-------- Data for review

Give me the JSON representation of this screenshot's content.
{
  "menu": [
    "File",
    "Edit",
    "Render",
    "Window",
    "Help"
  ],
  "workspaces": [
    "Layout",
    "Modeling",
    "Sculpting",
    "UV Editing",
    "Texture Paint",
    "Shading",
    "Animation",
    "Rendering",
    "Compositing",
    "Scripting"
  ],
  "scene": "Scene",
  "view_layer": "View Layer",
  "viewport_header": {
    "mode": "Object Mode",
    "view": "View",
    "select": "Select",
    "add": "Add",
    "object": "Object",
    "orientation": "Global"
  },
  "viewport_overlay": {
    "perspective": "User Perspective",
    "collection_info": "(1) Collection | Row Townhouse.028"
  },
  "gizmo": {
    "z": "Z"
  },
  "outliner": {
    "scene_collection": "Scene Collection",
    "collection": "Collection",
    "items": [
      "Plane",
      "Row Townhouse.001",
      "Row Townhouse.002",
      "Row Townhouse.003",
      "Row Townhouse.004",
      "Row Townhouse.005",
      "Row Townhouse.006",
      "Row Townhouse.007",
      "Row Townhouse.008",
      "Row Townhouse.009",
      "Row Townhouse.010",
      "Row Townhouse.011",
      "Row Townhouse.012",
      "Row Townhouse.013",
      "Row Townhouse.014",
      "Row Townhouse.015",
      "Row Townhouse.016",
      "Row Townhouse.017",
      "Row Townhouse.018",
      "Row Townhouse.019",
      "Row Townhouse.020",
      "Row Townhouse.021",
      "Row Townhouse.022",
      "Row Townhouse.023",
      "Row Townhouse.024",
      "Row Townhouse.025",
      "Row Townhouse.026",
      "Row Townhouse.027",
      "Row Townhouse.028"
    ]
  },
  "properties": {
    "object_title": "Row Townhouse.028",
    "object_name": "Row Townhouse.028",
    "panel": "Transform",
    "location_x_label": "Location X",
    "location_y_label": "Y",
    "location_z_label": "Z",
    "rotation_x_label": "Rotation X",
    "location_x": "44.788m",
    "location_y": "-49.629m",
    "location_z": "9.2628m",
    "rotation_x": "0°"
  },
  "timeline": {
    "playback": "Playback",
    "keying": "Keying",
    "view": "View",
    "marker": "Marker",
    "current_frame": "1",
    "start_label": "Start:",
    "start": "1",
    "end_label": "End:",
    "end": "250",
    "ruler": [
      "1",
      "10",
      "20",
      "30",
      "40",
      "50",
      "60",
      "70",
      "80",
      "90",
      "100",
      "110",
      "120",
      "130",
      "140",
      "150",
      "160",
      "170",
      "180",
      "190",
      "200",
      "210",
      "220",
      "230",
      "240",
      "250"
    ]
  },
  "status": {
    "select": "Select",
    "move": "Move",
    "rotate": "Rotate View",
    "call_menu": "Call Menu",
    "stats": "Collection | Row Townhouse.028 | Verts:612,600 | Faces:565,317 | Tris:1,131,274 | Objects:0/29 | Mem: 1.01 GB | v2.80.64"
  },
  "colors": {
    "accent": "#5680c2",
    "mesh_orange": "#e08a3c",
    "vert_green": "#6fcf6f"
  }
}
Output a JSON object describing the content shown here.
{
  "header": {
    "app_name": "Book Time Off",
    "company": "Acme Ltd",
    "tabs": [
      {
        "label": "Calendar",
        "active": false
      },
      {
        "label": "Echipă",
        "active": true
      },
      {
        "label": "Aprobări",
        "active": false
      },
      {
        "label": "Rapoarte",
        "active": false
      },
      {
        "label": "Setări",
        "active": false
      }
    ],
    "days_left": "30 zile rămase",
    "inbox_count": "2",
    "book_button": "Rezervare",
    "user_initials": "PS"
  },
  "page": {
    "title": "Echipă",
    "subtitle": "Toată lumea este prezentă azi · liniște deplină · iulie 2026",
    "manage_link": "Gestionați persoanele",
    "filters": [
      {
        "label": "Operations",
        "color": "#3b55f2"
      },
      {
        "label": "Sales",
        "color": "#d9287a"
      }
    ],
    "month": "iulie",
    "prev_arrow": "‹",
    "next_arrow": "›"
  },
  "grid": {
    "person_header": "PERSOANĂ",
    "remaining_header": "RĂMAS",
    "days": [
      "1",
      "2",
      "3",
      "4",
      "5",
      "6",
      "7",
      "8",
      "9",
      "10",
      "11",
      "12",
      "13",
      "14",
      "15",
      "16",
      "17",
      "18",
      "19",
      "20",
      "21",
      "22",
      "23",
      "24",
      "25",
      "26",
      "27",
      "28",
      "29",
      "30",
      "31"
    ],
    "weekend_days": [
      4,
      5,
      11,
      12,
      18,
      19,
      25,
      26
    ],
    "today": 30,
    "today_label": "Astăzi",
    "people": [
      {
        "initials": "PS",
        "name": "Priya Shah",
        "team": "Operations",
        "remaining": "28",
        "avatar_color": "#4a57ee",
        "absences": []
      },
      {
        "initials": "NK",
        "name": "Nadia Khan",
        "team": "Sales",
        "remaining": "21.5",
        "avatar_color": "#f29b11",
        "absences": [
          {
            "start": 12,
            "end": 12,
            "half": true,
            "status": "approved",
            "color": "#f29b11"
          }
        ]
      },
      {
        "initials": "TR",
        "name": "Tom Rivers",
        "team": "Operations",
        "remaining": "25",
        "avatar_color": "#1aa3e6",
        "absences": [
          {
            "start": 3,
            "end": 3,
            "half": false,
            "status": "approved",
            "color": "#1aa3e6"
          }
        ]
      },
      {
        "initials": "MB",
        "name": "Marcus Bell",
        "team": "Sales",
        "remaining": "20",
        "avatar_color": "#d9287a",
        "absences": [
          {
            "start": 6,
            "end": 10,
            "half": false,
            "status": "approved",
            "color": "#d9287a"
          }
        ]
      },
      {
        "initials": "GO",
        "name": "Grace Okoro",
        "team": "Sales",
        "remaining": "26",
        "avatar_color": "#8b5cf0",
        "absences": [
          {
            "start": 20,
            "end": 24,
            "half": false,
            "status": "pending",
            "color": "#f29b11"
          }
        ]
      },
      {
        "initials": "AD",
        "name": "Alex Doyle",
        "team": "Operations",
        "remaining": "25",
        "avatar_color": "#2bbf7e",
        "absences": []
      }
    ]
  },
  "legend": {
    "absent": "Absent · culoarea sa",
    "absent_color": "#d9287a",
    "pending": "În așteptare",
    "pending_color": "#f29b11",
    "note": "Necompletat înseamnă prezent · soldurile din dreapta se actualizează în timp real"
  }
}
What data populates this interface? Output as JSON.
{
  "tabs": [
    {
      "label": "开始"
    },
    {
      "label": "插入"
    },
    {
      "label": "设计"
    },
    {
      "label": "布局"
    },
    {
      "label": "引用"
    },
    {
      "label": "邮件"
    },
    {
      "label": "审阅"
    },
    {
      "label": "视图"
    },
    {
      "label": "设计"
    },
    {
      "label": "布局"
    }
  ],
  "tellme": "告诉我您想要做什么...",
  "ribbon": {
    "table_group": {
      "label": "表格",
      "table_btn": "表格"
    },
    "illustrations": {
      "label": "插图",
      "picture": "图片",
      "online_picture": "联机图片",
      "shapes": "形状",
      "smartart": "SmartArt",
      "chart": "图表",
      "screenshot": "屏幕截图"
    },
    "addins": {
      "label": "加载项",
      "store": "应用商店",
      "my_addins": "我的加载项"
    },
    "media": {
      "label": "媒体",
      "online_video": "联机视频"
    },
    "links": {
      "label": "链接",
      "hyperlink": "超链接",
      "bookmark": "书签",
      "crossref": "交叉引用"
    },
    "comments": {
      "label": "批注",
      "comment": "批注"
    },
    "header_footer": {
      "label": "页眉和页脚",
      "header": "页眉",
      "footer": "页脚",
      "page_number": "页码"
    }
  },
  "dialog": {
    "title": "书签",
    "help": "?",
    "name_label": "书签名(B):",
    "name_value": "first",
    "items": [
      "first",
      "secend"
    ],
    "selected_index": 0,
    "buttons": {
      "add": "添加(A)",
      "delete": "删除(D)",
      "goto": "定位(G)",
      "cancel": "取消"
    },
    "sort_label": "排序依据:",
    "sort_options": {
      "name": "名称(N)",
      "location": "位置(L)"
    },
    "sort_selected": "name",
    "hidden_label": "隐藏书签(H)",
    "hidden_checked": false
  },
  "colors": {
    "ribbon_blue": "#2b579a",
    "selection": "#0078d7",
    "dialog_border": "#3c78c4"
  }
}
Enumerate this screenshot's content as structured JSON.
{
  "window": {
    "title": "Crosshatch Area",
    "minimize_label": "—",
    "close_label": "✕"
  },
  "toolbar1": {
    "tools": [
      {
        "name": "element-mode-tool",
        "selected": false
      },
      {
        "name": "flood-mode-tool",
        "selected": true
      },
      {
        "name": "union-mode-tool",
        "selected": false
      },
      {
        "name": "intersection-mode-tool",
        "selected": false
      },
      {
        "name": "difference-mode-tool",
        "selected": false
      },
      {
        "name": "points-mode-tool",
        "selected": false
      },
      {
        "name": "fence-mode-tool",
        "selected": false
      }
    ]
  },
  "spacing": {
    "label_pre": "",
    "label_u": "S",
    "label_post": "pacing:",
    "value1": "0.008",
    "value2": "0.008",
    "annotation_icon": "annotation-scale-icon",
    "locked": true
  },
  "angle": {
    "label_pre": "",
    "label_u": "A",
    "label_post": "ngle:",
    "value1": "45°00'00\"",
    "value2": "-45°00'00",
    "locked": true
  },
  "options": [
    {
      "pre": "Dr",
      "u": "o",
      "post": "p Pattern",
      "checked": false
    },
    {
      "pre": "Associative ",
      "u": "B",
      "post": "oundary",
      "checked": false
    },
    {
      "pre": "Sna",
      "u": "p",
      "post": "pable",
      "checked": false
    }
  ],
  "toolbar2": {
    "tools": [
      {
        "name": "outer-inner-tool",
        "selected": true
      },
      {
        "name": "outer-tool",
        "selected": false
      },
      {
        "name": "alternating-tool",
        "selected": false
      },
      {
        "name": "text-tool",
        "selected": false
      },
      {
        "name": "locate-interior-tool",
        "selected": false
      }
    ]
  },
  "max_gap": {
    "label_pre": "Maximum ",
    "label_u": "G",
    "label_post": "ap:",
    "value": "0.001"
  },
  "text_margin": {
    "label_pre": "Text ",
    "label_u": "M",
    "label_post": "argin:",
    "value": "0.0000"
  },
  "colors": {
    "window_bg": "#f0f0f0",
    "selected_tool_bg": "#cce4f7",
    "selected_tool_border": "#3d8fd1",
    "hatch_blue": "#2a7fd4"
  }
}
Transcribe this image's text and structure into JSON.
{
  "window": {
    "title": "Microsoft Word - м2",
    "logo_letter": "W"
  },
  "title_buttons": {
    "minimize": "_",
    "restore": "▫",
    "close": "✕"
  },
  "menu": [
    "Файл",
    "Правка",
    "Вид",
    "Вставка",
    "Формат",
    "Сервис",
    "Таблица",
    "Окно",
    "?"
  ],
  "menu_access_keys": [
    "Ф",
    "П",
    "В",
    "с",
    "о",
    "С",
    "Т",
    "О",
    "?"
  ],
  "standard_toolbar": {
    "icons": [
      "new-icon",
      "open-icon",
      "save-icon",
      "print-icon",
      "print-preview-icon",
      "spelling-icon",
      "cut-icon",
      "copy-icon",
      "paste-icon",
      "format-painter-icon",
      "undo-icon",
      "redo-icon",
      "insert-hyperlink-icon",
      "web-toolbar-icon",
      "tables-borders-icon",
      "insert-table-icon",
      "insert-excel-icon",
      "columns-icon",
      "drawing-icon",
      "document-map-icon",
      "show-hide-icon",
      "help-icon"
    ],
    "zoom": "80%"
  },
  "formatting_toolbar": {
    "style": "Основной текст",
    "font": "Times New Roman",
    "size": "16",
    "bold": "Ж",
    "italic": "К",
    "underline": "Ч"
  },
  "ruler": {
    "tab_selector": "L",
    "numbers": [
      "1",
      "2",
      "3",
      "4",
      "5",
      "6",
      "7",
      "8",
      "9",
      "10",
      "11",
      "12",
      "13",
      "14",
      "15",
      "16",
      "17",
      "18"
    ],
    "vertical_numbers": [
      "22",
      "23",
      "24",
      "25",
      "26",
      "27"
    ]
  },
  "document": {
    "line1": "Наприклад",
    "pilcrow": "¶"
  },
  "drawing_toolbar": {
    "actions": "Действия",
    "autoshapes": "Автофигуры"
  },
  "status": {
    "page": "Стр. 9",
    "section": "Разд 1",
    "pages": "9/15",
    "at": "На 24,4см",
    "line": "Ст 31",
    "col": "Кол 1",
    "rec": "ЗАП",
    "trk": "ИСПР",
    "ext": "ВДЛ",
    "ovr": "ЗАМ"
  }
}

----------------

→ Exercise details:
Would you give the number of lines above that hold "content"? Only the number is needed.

→ Exercise response:
3